- [PROBLEM TO WORK ON]:
Return all of the following entries as written, but without the images.

- [INFORMATION]:
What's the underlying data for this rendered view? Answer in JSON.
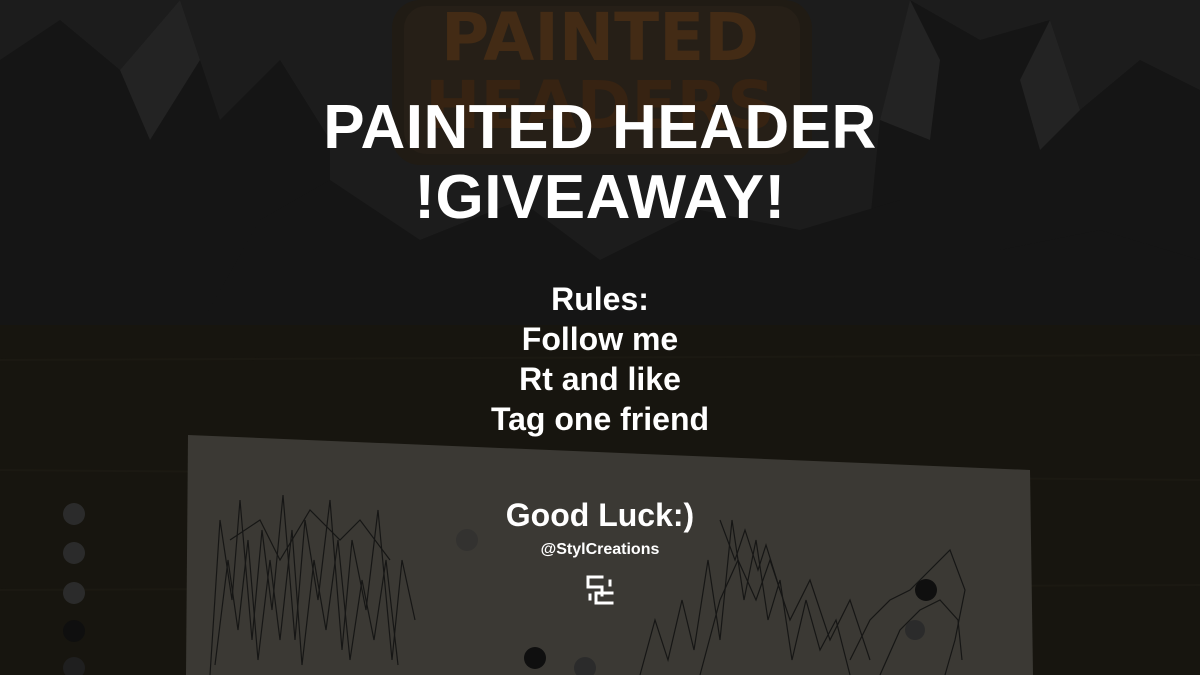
{
  "background": {
    "sign_text": [
      "PAINTED",
      "HEADERS"
    ],
    "sign_color": "#c8782e",
    "sky_color": "#2a2a2a",
    "table_color": "#201d14",
    "paper_color": "#5c5a52"
  },
  "title": {
    "line1": "PAINTED HEADER",
    "line2": "!GIVEAWAY!"
  },
  "rules": {
    "heading": "Rules:",
    "items": [
      "Follow me",
      "Rt and like",
      "Tag one friend"
    ]
  },
  "closing": "Good Luck:)",
  "handle": "@StylCreations",
  "logo_icon": "sc-monogram-icon"
}
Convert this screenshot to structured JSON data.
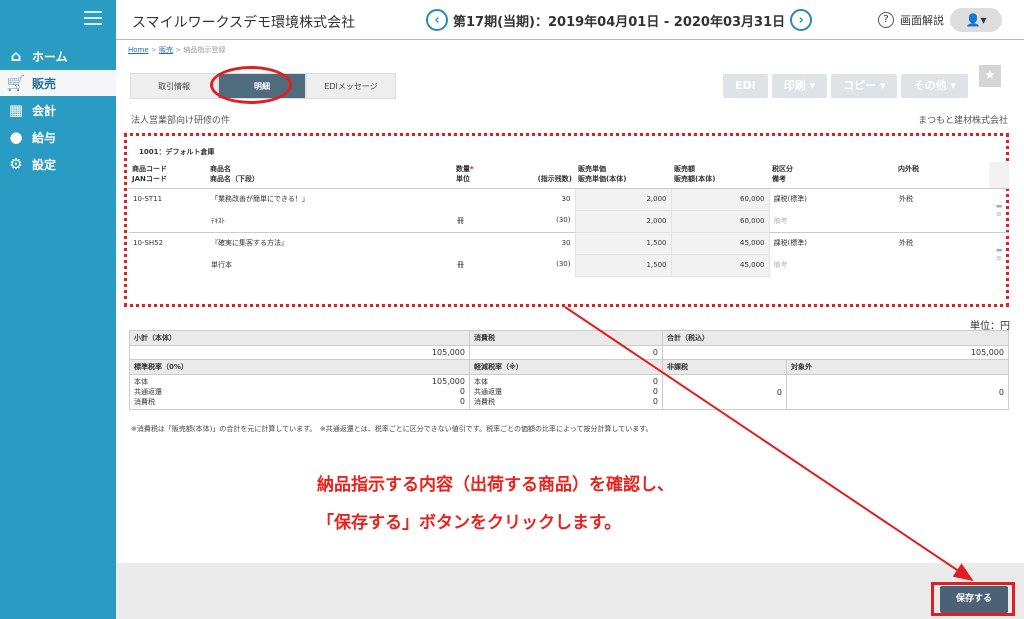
{
  "sidebar": {
    "items": [
      {
        "label": "ホーム",
        "icon": "home-icon",
        "glyph": "⌂"
      },
      {
        "label": "販売",
        "icon": "cart-icon",
        "glyph": "🛒"
      },
      {
        "label": "会計",
        "icon": "calculator-icon",
        "glyph": "▦"
      },
      {
        "label": "給与",
        "icon": "money-bag-icon",
        "glyph": "●"
      },
      {
        "label": "設定",
        "icon": "gear-icon",
        "glyph": "⚙"
      }
    ]
  },
  "header": {
    "company": "スマイルワークスデモ環境株式会社",
    "period": "第17期(当期)：2019年04月01日 - 2020年03月31日",
    "prev": "‹",
    "next": "›",
    "help": "画面解説",
    "user": "👤▾"
  },
  "breadcrumb": {
    "home": "Home",
    "sales": "販売",
    "current": "納品指示登録",
    "sep": ">"
  },
  "tabs": [
    "取引情報",
    "明細",
    "EDIメッセージ"
  ],
  "toolbar": {
    "edi": "EDI",
    "print": "印刷 ▾",
    "copy": "コピー ▾",
    "other": "その他 ▾",
    "star": "★"
  },
  "subject": "法人営業部向け研修の件",
  "supplier": "まつもと建材株式会社",
  "warehouse": "1001：デフォルト倉庫",
  "table": {
    "headers": {
      "code": "商品コード",
      "jan": "JANコード",
      "name": "商品名",
      "name_sub": "商品名（下段）",
      "qty": "数量",
      "req": "*",
      "unit": "単位",
      "remain": "(指示残数)",
      "price": "販売単価",
      "price_sub": "販売単価(本体)",
      "amount": "販売額",
      "amount_sub": "販売額(本体)",
      "tax": "税区分",
      "memo": "備考",
      "inout": "内外税"
    },
    "rows": [
      {
        "code": "10-ST11",
        "name": "「業務改善が簡単にできる！」",
        "name_sub": "ﾃｷｽﾄ",
        "qty": "30",
        "unit": "冊",
        "remain": "(30)",
        "price": "2,000",
        "price_body": "2,000",
        "amount": "60,000",
        "amount_body": "60,000",
        "tax": "課税(標準)",
        "memo": "備考",
        "inout": "外税"
      },
      {
        "code": "10-SH52",
        "name": "『確実に集客する方法』",
        "name_sub": "単行本",
        "qty": "30",
        "unit": "冊",
        "remain": "(30)",
        "price": "1,500",
        "price_body": "1,500",
        "amount": "45,000",
        "amount_body": "45,000",
        "tax": "課税(標準)",
        "memo": "備考",
        "inout": "外税"
      }
    ]
  },
  "unit_label": "単位：円",
  "summary": {
    "subtotal_label": "小計（本体）",
    "subtotal": "105,000",
    "tax_label": "消費税",
    "tax": "0",
    "total_label": "合計（税込）",
    "total": "105,000",
    "std_label": "標準税率（0%）",
    "reduced_label": "軽減税率（※）",
    "nontax_label": "非課税",
    "exempt_label": "対象外",
    "body_label": "本体",
    "common_label": "共通返還",
    "ctax_label": "消費税",
    "std_body": "105,000",
    "std_common": "0",
    "std_tax": "0",
    "red_body": "0",
    "red_common": "0",
    "red_tax": "0",
    "nontax": "0",
    "exempt": "0"
  },
  "notes": "※消費税は「販売額(本体)」の合計を元に計算しています。　※共通返還とは、税率ごとに区分できない値引です。税率ごとの価額の比率によって按分計算しています。",
  "instruction": {
    "line1": "納品指示する内容（出荷する商品）を確認し、",
    "line2": "「保存する」ボタンをクリックします。"
  },
  "save": "保存する",
  "colors": {
    "sidebar": "#2a9bc2",
    "accent_red": "#e02020",
    "save_button": "#4a6176"
  }
}
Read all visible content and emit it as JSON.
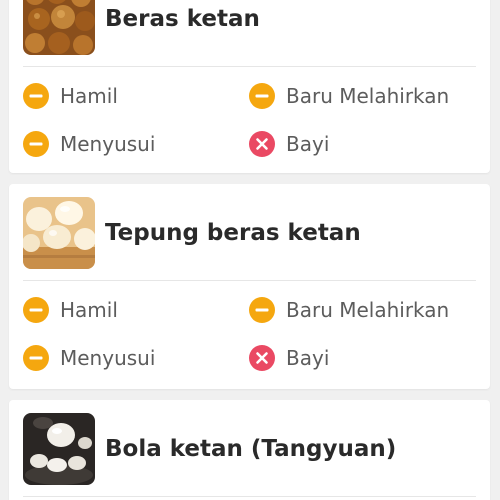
{
  "colors": {
    "caution": "#f5a70f",
    "avoid": "#ea4963",
    "card_bg": "#ffffff",
    "page_bg": "#f0f0f0"
  },
  "foods": [
    {
      "name": "Beras ketan",
      "image_icon": "sticky-rice-cake-photo",
      "statuses": [
        {
          "label": "Hamil",
          "icon": "minus-circle-icon",
          "level": "caution"
        },
        {
          "label": "Baru Melahirkan",
          "icon": "minus-circle-icon",
          "level": "caution"
        },
        {
          "label": "Menyusui",
          "icon": "minus-circle-icon",
          "level": "caution"
        },
        {
          "label": "Bayi",
          "icon": "cross-circle-icon",
          "level": "avoid"
        }
      ]
    },
    {
      "name": "Tepung beras ketan",
      "image_icon": "rice-flour-balls-photo",
      "statuses": [
        {
          "label": "Hamil",
          "icon": "minus-circle-icon",
          "level": "caution"
        },
        {
          "label": "Baru Melahirkan",
          "icon": "minus-circle-icon",
          "level": "caution"
        },
        {
          "label": "Menyusui",
          "icon": "minus-circle-icon",
          "level": "caution"
        },
        {
          "label": "Bayi",
          "icon": "cross-circle-icon",
          "level": "avoid"
        }
      ]
    },
    {
      "name": "Bola ketan (Tangyuan)",
      "image_icon": "tangyuan-photo"
    }
  ]
}
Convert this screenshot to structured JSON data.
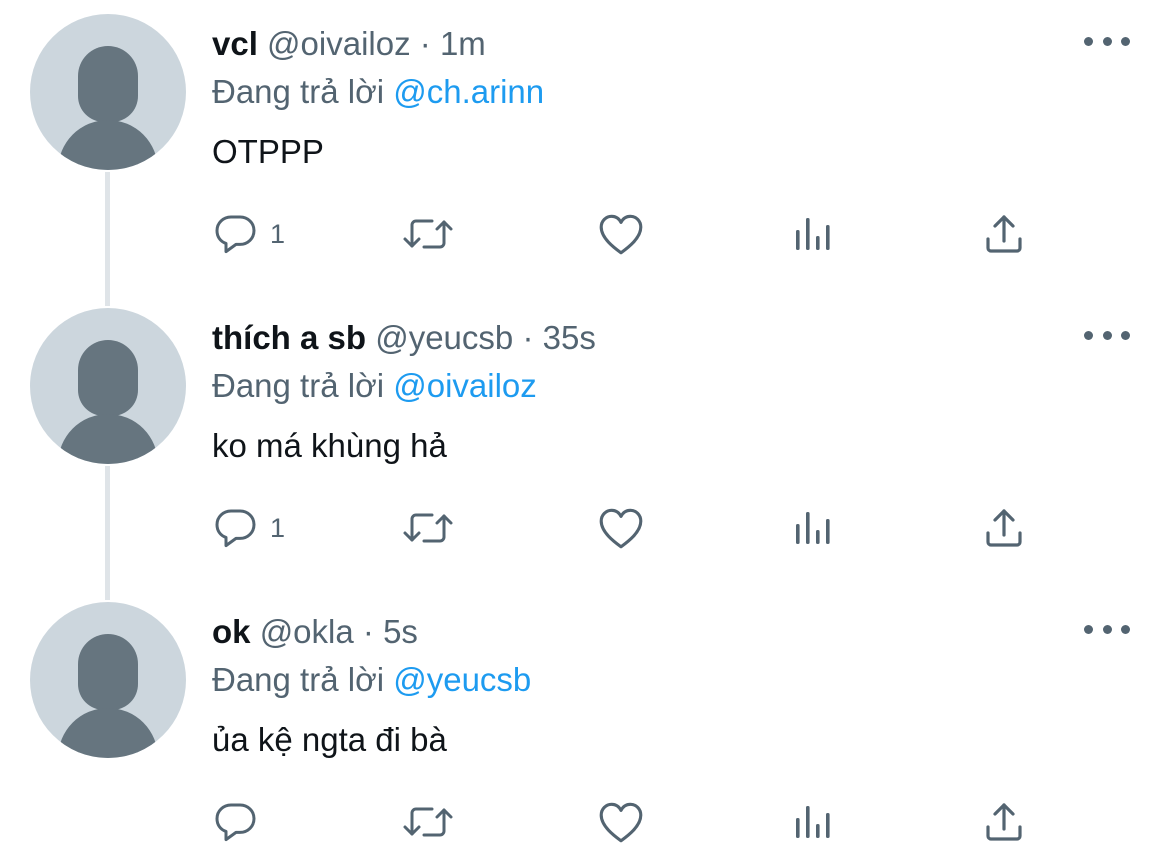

- [RESPONSE BOX]:
What's the underlying data for this rendered view? Answer in JSON.
{
  "background": {
    "sign_text": [
      "PAINTED",
      "HEADERS"
    ],
    "sign_color": "#c8782e",
    "sky_color": "#2a2a2a",
    "table_color": "#201d14",
    "paper_color": "#5c5a52"
  },
  "title": {
    "line1": "PAINTED HEADER",
    "line2": "!GIVEAWAY!"
  },
  "rules": {
    "heading": "Rules:",
    "items": [
      "Follow me",
      "Rt and like",
      "Tag one friend"
    ]
  },
  "closing": "Good Luck:)",
  "handle": "@StylCreations",
  "logo_icon": "sc-monogram-icon"
}
Convert this screenshot to structured JSON data.
{
  "sidebar": {
    "items": [
      {
        "label": "ホーム",
        "icon": "home-icon",
        "glyph": "⌂"
      },
      {
        "label": "販売",
        "icon": "cart-icon",
        "glyph": "🛒"
      },
      {
        "label": "会計",
        "icon": "calculator-icon",
        "glyph": "▦"
      },
      {
        "label": "給与",
        "icon": "money-bag-icon",
        "glyph": "●"
      },
      {
        "label": "設定",
        "icon": "gear-icon",
        "glyph": "⚙"
      }
    ]
  },
  "header": {
    "company": "スマイルワークスデモ環境株式会社",
    "period": "第17期(当期)：2019年04月01日 - 2020年03月31日",
    "prev": "‹",
    "next": "›",
    "help": "画面解説",
    "user": "👤▾"
  },
  "breadcrumb": {
    "home": "Home",
    "sales": "販売",
    "current": "納品指示登録",
    "sep": ">"
  },
  "tabs": [
    "取引情報",
    "明細",
    "EDIメッセージ"
  ],
  "toolbar": {
    "edi": "EDI",
    "print": "印刷 ▾",
    "copy": "コピー ▾",
    "other": "その他 ▾",
    "star": "★"
  },
  "subject": "法人営業部向け研修の件",
  "supplier": "まつもと建材株式会社",
  "warehouse": "1001：デフォルト倉庫",
  "table": {
    "headers": {
      "code": "商品コード",
      "jan": "JANコード",
      "name": "商品名",
      "name_sub": "商品名（下段）",
      "qty": "数量",
      "req": "*",
      "unit": "単位",
      "remain": "(指示残数)",
      "price": "販売単価",
      "price_sub": "販売単価(本体)",
      "amount": "販売額",
      "amount_sub": "販売額(本体)",
      "tax": "税区分",
      "memo": "備考",
      "inout": "内外税"
    },
    "rows": [
      {
        "code": "10-ST11",
        "name": "「業務改善が簡単にできる！」",
        "name_sub": "ﾃｷｽﾄ",
        "qty": "30",
        "unit": "冊",
        "remain": "(30)",
        "price": "2,000",
        "price_body": "2,000",
        "amount": "60,000",
        "amount_body": "60,000",
        "tax": "課税(標準)",
        "memo": "備考",
        "inout": "外税"
      },
      {
        "code": "10-SH52",
        "name": "『確実に集客する方法』",
        "name_sub": "単行本",
        "qty": "30",
        "unit": "冊",
        "remain": "(30)",
        "price": "1,500",
        "price_body": "1,500",
        "amount": "45,000",
        "amount_body": "45,000",
        "tax": "課税(標準)",
        "memo": "備考",
        "inout": "外税"
      }
    ]
  },
  "unit_label": "単位：円",
  "summary": {
    "subtotal_label": "小計（本体）",
    "subtotal": "105,000",
    "tax_label": "消費税",
    "tax": "0",
    "total_label": "合計（税込）",
    "total": "105,000",
    "std_label": "標準税率（0%）",
    "reduced_label": "軽減税率（※）",
    "nontax_label": "非課税",
    "exempt_label": "対象外",
    "body_label": "本体",
    "common_label": "共通返還",
    "ctax_label": "消費税",
    "std_body": "105,000",
    "std_common": "0",
    "std_tax": "0",
    "red_body": "0",
    "red_common": "0",
    "red_tax": "0",
    "nontax": "0",
    "exempt": "0"
  },
  "notes": "※消費税は「販売額(本体)」の合計を元に計算しています。　※共通返還とは、税率ごとに区分できない値引です。税率ごとの価額の比率によって按分計算しています。",
  "instruction": {
    "line1": "納品指示する内容（出荷する商品）を確認し、",
    "line2": "「保存する」ボタンをクリックします。"
  },
  "save": "保存する",
  "colors": {
    "sidebar": "#2a9bc2",
    "accent_red": "#e02020",
    "save_button": "#4a6176"
  }
}
Read all visible content and emit it as JSON.
{
  "colors": {
    "caution": "#f5a70f",
    "avoid": "#ea4963",
    "card_bg": "#ffffff",
    "page_bg": "#f0f0f0"
  },
  "foods": [
    {
      "name": "Beras ketan",
      "image_icon": "sticky-rice-cake-photo",
      "statuses": [
        {
          "label": "Hamil",
          "icon": "minus-circle-icon",
          "level": "caution"
        },
        {
          "label": "Baru Melahirkan",
          "icon": "minus-circle-icon",
          "level": "caution"
        },
        {
          "label": "Menyusui",
          "icon": "minus-circle-icon",
          "level": "caution"
        },
        {
          "label": "Bayi",
          "icon": "cross-circle-icon",
          "level": "avoid"
        }
      ]
    },
    {
      "name": "Tepung beras ketan",
      "image_icon": "rice-flour-balls-photo",
      "statuses": [
        {
          "label": "Hamil",
          "icon": "minus-circle-icon",
          "level": "caution"
        },
        {
          "label": "Baru Melahirkan",
          "icon": "minus-circle-icon",
          "level": "caution"
        },
        {
          "label": "Menyusui",
          "icon": "minus-circle-icon",
          "level": "caution"
        },
        {
          "label": "Bayi",
          "icon": "cross-circle-icon",
          "level": "avoid"
        }
      ]
    },
    {
      "name": "Bola ketan (Tangyuan)",
      "image_icon": "tangyuan-photo"
    }
  ]
}
Convert this screenshot to structured JSON data.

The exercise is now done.